*** EXTRACTED INFORMATION ***

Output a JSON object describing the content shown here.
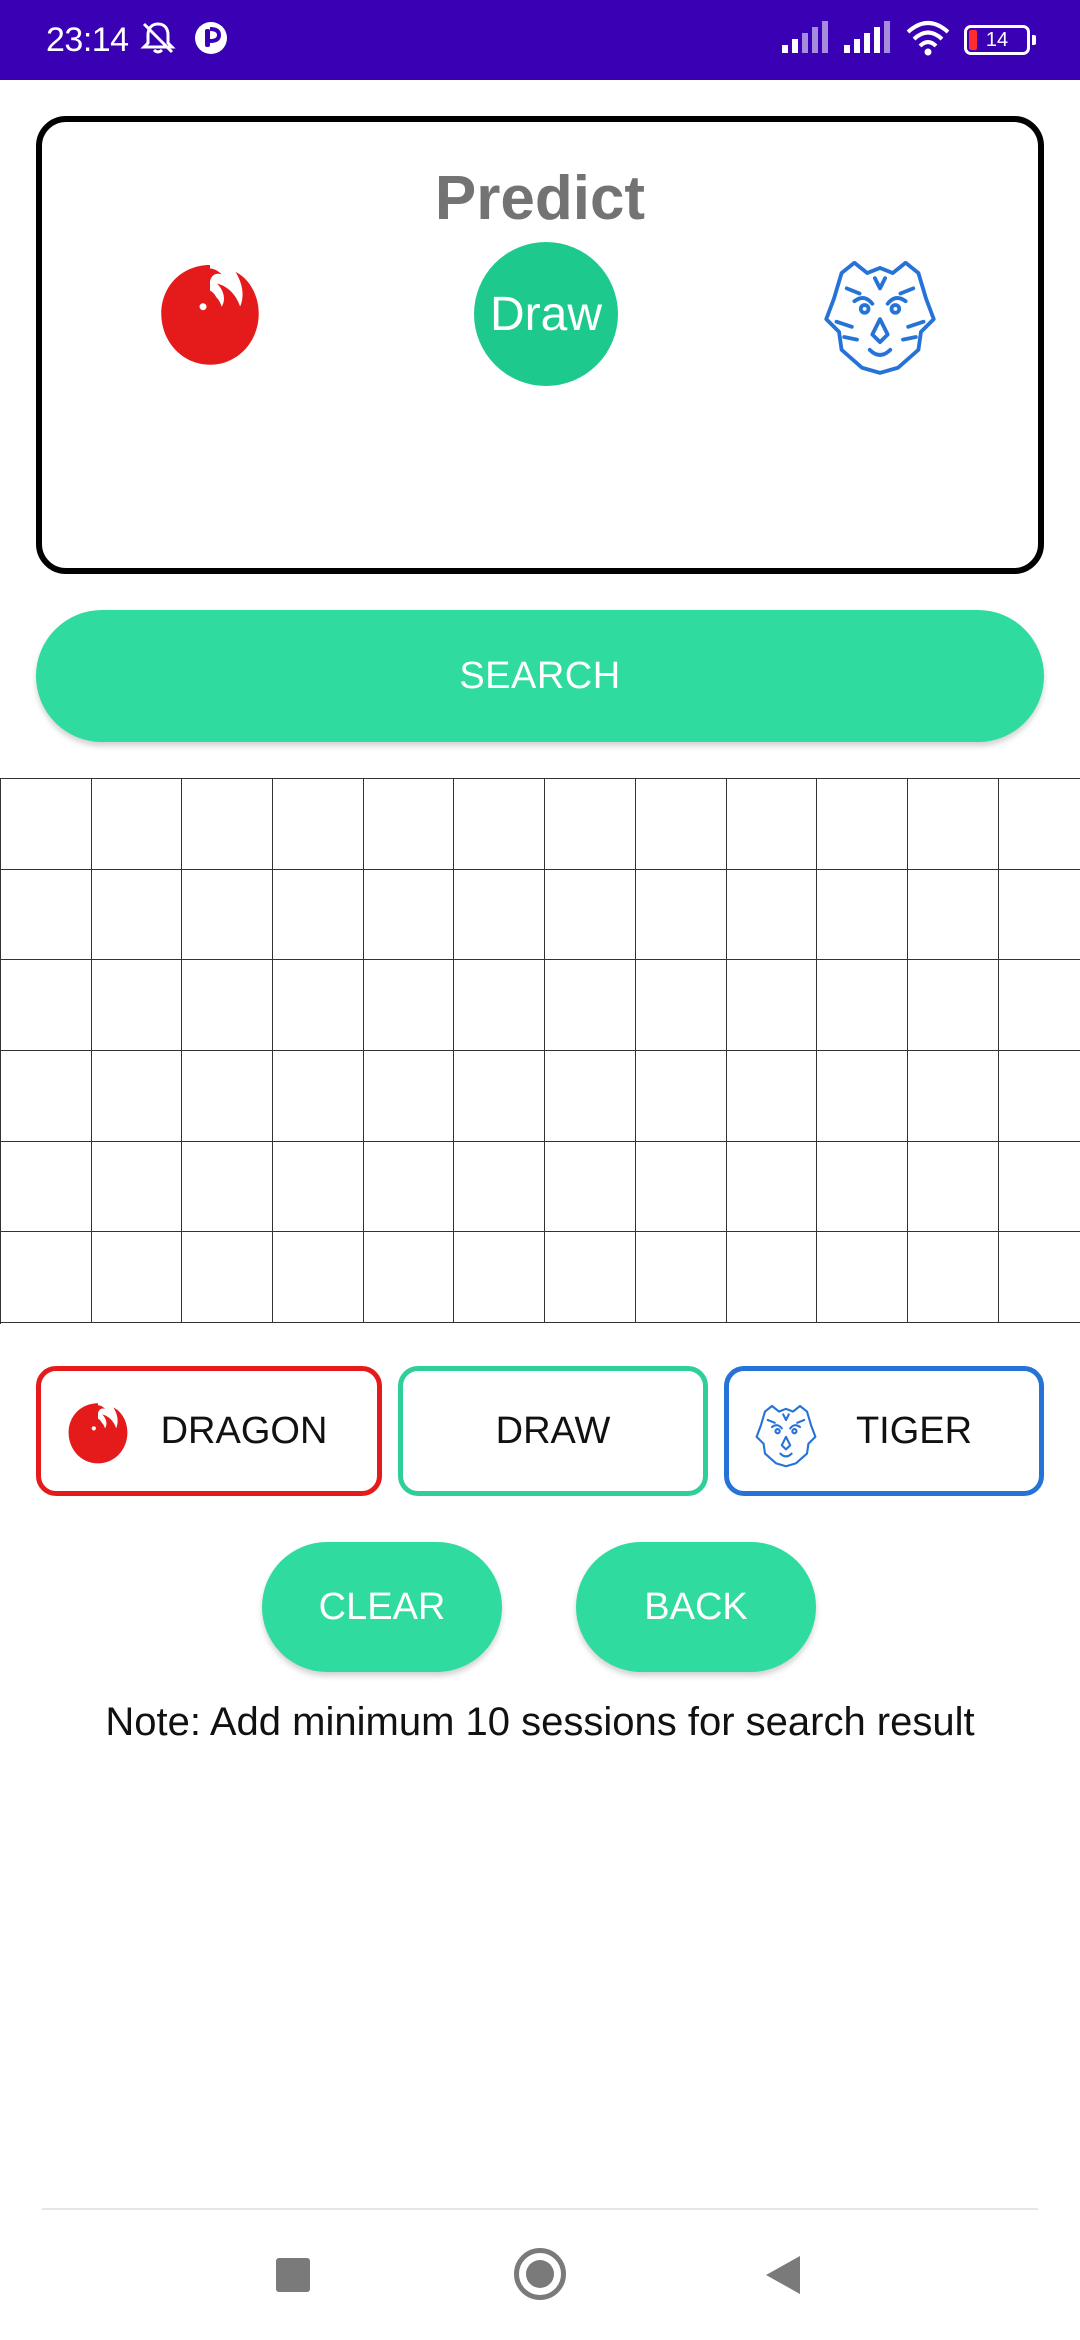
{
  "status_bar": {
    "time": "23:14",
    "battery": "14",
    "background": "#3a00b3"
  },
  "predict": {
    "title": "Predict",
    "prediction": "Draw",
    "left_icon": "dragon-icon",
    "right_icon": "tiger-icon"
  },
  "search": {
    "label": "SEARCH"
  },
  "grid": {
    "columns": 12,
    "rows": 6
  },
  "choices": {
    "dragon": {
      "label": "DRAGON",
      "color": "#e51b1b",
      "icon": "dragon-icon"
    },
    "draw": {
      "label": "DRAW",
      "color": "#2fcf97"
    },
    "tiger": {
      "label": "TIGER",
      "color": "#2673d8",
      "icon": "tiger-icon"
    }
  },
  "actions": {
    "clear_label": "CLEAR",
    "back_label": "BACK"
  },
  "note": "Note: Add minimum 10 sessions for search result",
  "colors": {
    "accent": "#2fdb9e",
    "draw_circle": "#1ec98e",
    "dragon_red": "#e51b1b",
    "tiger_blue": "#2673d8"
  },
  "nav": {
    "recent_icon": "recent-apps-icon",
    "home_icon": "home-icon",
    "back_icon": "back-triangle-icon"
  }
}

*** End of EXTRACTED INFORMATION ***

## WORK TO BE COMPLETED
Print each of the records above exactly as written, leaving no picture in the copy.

## TASK RESULT
Output a JSON object describing the content shown here.
{
  "status_bar": {
    "time": "23:14",
    "battery": "14",
    "background": "#3a00b3"
  },
  "predict": {
    "title": "Predict",
    "prediction": "Draw",
    "left_icon": "dragon-icon",
    "right_icon": "tiger-icon"
  },
  "search": {
    "label": "SEARCH"
  },
  "grid": {
    "columns": 12,
    "rows": 6
  },
  "choices": {
    "dragon": {
      "label": "DRAGON",
      "color": "#e51b1b",
      "icon": "dragon-icon"
    },
    "draw": {
      "label": "DRAW",
      "color": "#2fcf97"
    },
    "tiger": {
      "label": "TIGER",
      "color": "#2673d8",
      "icon": "tiger-icon"
    }
  },
  "actions": {
    "clear_label": "CLEAR",
    "back_label": "BACK"
  },
  "note": "Note: Add minimum 10 sessions for search result",
  "colors": {
    "accent": "#2fdb9e",
    "draw_circle": "#1ec98e",
    "dragon_red": "#e51b1b",
    "tiger_blue": "#2673d8"
  },
  "nav": {
    "recent_icon": "recent-apps-icon",
    "home_icon": "home-icon",
    "back_icon": "back-triangle-icon"
  }
}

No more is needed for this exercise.